  4. Box, G.E.P., Jenkins, G.M., and Reinsel, G.C.(1994), Time Series Analysis: Forecasting and Control, 3rd edition, Prentice Hall: Englewood Cliffs, New Jersey.
  5. Box, G.E.P., and Pierce, D. (1970), "Distribution of Residual Autocorrelations in Auto-regressive-Intergrated Moving Average Time Series Models," Journal of the American statistical Association, 65, 1509-1526.
  6. Anders Milhoj (2013). Practical Time Series Analysis Using SAS. NC: SAS Institute Inc, Cary.
  7. SAS Institute Inc, (2014). SAS/STAT® 9.4 User’s Guide: The ARIMA Procedure (Book Excerpt). NC: SAS Institute Inc, Cary.
  8. SAS Institute Inc, (2014). SAS/STAT® 9.4 User’s Guide: The ESM Procedure (Book Excerpt). NC: SAS Institute Inc, Cary.
  9. Bollerslev T. Generalized autoregressive conditional heteroskedasticity [J]. Journal of Econometrics, 1986, 31 (3): 309-317.
  10. Engle R.F. Autoregressive conditional heteroskedasticity with estimates of the variance of United Kingdom inflation [J]. Econometric, 1982, 50 (4): 989-1004.
  11. Engle R.F., Kroner F.K. Multivariate Simultaneous Generalized ARCH [J].Econometric Theory, 1995, 11:135-149.
  12. Tsay, R.S., and Tiao, G.C. (1984), "Consistent Estimates of Auto-regressive Parameters and Extended Sample Auto-correlation Function for Stationary and Non-stationary ARMA models," Journal of American Statistical Association, 79, 84-96.
  13. Cox, D. R., & Wermuth, N. (1991). A simple approximation for bivariate and trivariate normal integrals.
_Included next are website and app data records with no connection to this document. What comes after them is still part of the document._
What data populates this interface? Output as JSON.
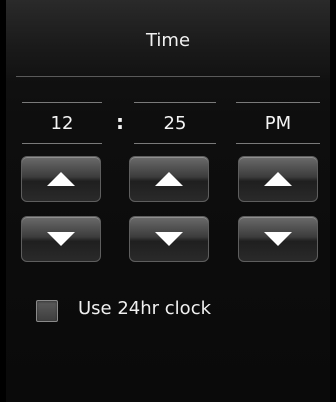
{
  "header": {
    "title": "Time"
  },
  "time": {
    "hour": "12",
    "separator": ":",
    "minute": "25",
    "period": "PM"
  },
  "controls": {
    "up_icon": "triangle-up-icon",
    "down_icon": "triangle-down-icon"
  },
  "options": {
    "use_24hr_label": "Use 24hr clock",
    "use_24hr_checked": false
  },
  "colors": {
    "background": "#0e0e0e",
    "text": "#f5f5f5",
    "button": "#3c3c3c"
  }
}
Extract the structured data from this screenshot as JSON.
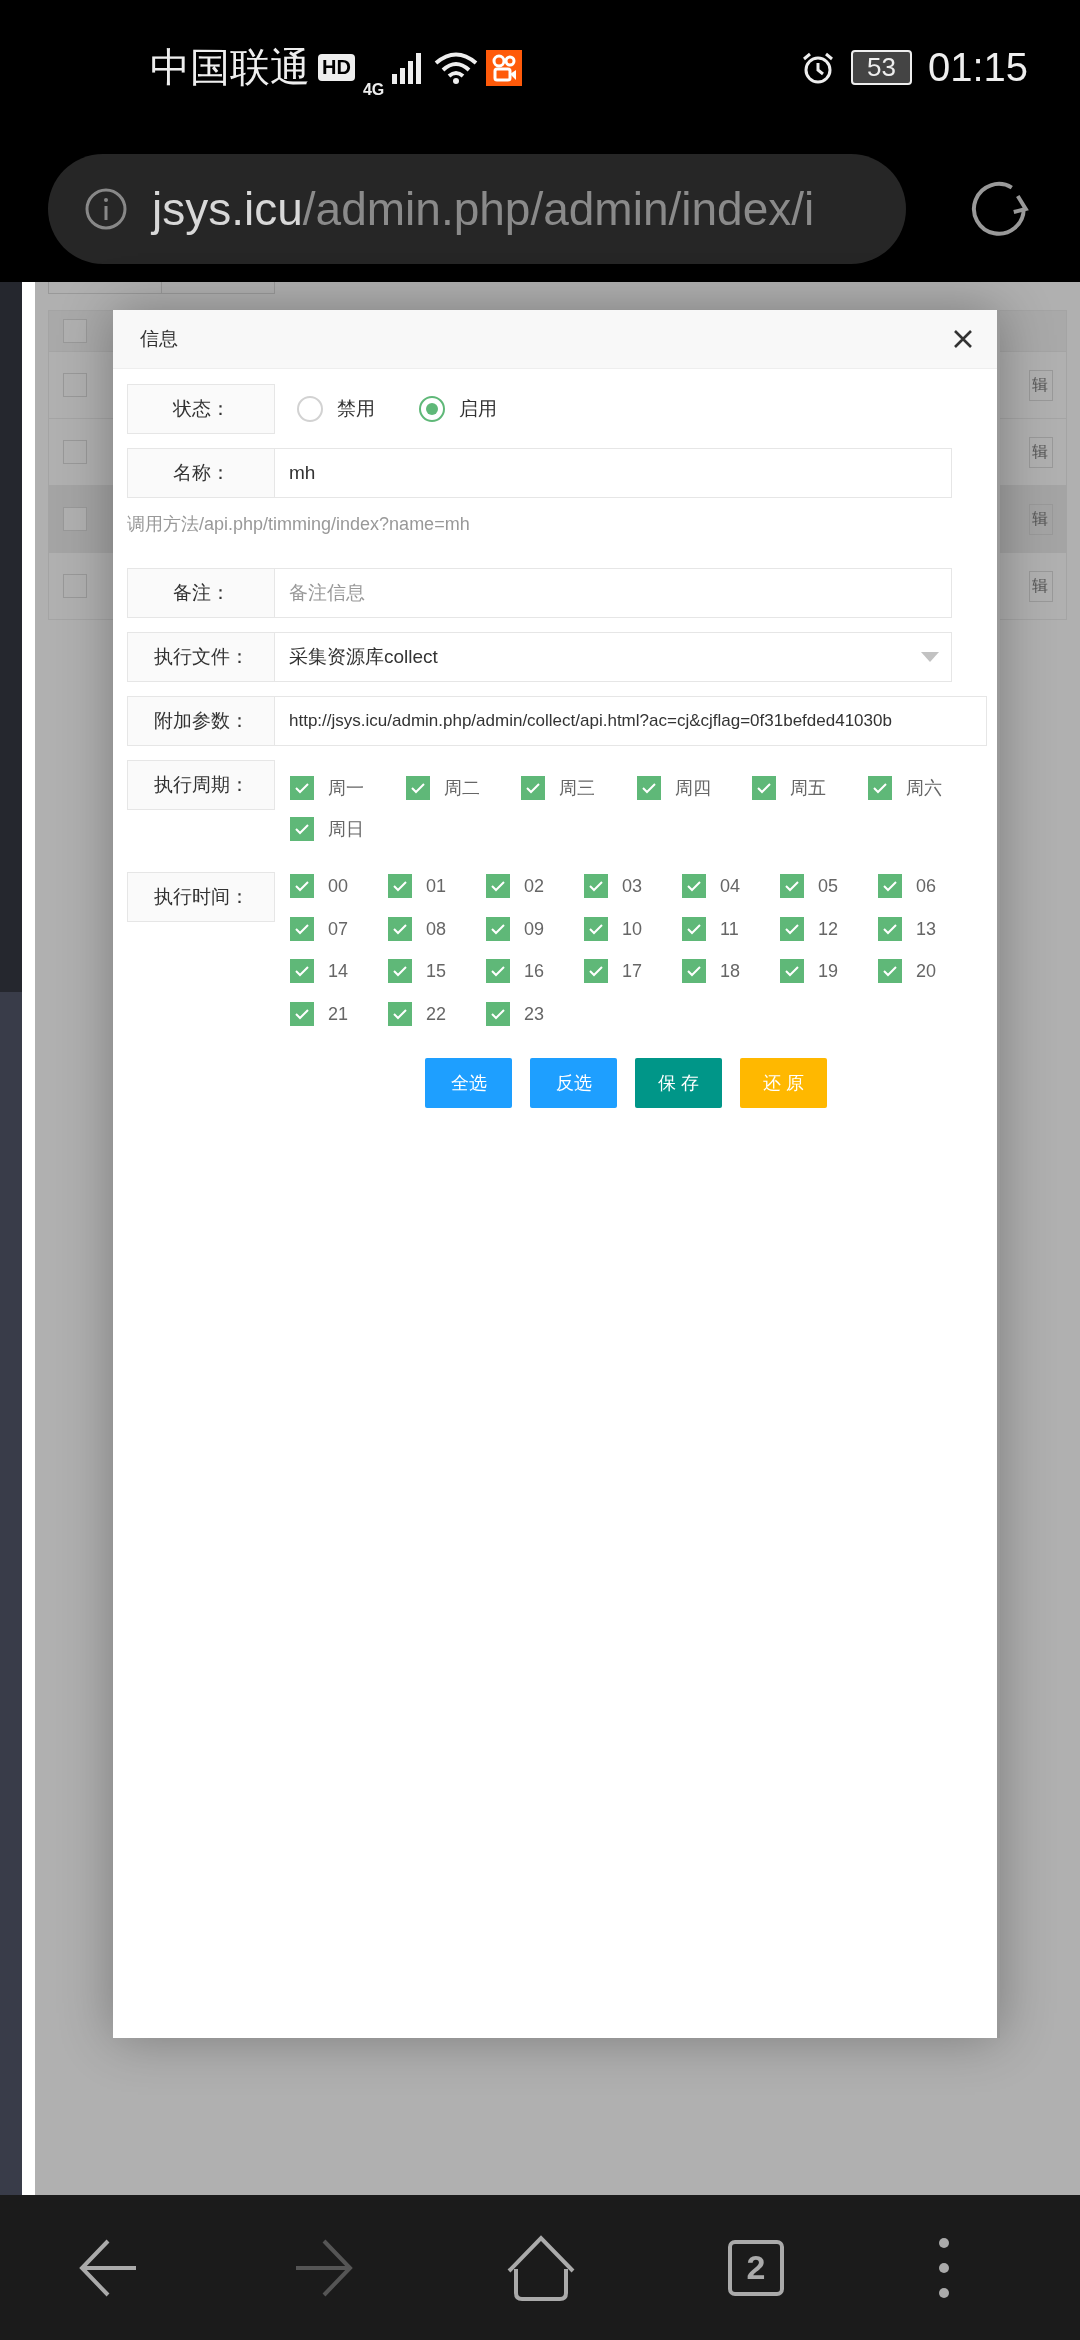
{
  "status_bar": {
    "carrier": "中国联通",
    "hd_badge": "HD",
    "network": "4G",
    "battery": "53",
    "time": "01:15"
  },
  "address_bar": {
    "url_host": "jsys.icu",
    "url_path": "/admin.php/admin/index/i"
  },
  "background_table": {
    "header_checked": false,
    "rows": [
      {
        "checked": false,
        "highlighted": false,
        "button_fragment": "辑"
      },
      {
        "checked": false,
        "highlighted": false,
        "button_fragment": "辑"
      },
      {
        "checked": false,
        "highlighted": true,
        "button_fragment": "辑"
      },
      {
        "checked": false,
        "highlighted": false,
        "button_fragment": "辑"
      }
    ]
  },
  "dialog": {
    "title": "信息",
    "fields": [
      {
        "kind": "radio",
        "label": "状态：",
        "options": [
          {
            "label": "禁用",
            "selected": false
          },
          {
            "label": "启用",
            "selected": true
          }
        ]
      },
      {
        "kind": "text",
        "label": "名称：",
        "value": "mh"
      },
      {
        "kind": "hint",
        "text": "调用方法/api.php/timming/index?name=mh"
      },
      {
        "kind": "text",
        "label": "备注：",
        "placeholder": "备注信息"
      },
      {
        "kind": "select",
        "label": "执行文件：",
        "value": "采集资源库collect"
      },
      {
        "kind": "wide_text",
        "label": "附加参数：",
        "value": "http://jsys.icu/admin.php/admin/collect/api.html?ac=cj&cjflag=0f31befded41030b"
      },
      {
        "kind": "days",
        "label": "执行周期：",
        "options": [
          {
            "label": "周一",
            "checked": true
          },
          {
            "label": "周二",
            "checked": true
          },
          {
            "label": "周三",
            "checked": true
          },
          {
            "label": "周四",
            "checked": true
          },
          {
            "label": "周五",
            "checked": true
          },
          {
            "label": "周六",
            "checked": true
          },
          {
            "label": "周日",
            "checked": true
          }
        ]
      },
      {
        "kind": "hours",
        "label": "执行时间：",
        "options": [
          {
            "label": "00",
            "checked": true
          },
          {
            "label": "01",
            "checked": true
          },
          {
            "label": "02",
            "checked": true
          },
          {
            "label": "03",
            "checked": true
          },
          {
            "label": "04",
            "checked": true
          },
          {
            "label": "05",
            "checked": true
          },
          {
            "label": "06",
            "checked": true
          },
          {
            "label": "07",
            "checked": true
          },
          {
            "label": "08",
            "checked": true
          },
          {
            "label": "09",
            "checked": true
          },
          {
            "label": "10",
            "checked": true
          },
          {
            "label": "11",
            "checked": true
          },
          {
            "label": "12",
            "checked": true
          },
          {
            "label": "13",
            "checked": true
          },
          {
            "label": "14",
            "checked": true
          },
          {
            "label": "15",
            "checked": true
          },
          {
            "label": "16",
            "checked": true
          },
          {
            "label": "17",
            "checked": true
          },
          {
            "label": "18",
            "checked": true
          },
          {
            "label": "19",
            "checked": true
          },
          {
            "label": "20",
            "checked": true
          },
          {
            "label": "21",
            "checked": true
          },
          {
            "label": "22",
            "checked": true
          },
          {
            "label": "23",
            "checked": true
          }
        ]
      }
    ],
    "buttons": [
      {
        "label": "全选",
        "kind": "primary"
      },
      {
        "label": "反选",
        "kind": "primary"
      },
      {
        "label": "保 存",
        "kind": "teal"
      },
      {
        "label": "还 原",
        "kind": "warm"
      }
    ]
  },
  "nav_bar": {
    "forward_disabled": true,
    "tab_count": "2"
  }
}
International Statistical Review/Revue Internationale de Statistique, 59(2), 263-269.
  14. Engle Robert F. Dynamic Conditional Correlation: A Simple Class of Multivariate GARCH Models [J]. Journal of Business and Economic Statistics, 2002, 20 (3):341-347.
  15. Engle R.F., Lilien D.M., Robins R.P. Estimating time-varying risk Premia in the term structure: The ARCH-M model [J]. Econometrica, 1987, 55: 395-406.
  16. Akaike, H. (1973), "Information Theory and an Extension of the Maximum Likelihood Principle," in B.N. Petrov and F.Csaki, ed. 2nd International Symposium on Information Theory, 267-281. Akademia Kiado: Budapest.

Article Tools
  Abstract
  PDF(1240K)
Follow on us
ADDRESS
Science Publishing Group
548 FASHION AVENUE
NEW YORK, NY 10018
U.S.A.
Tel: (001)347-688-8931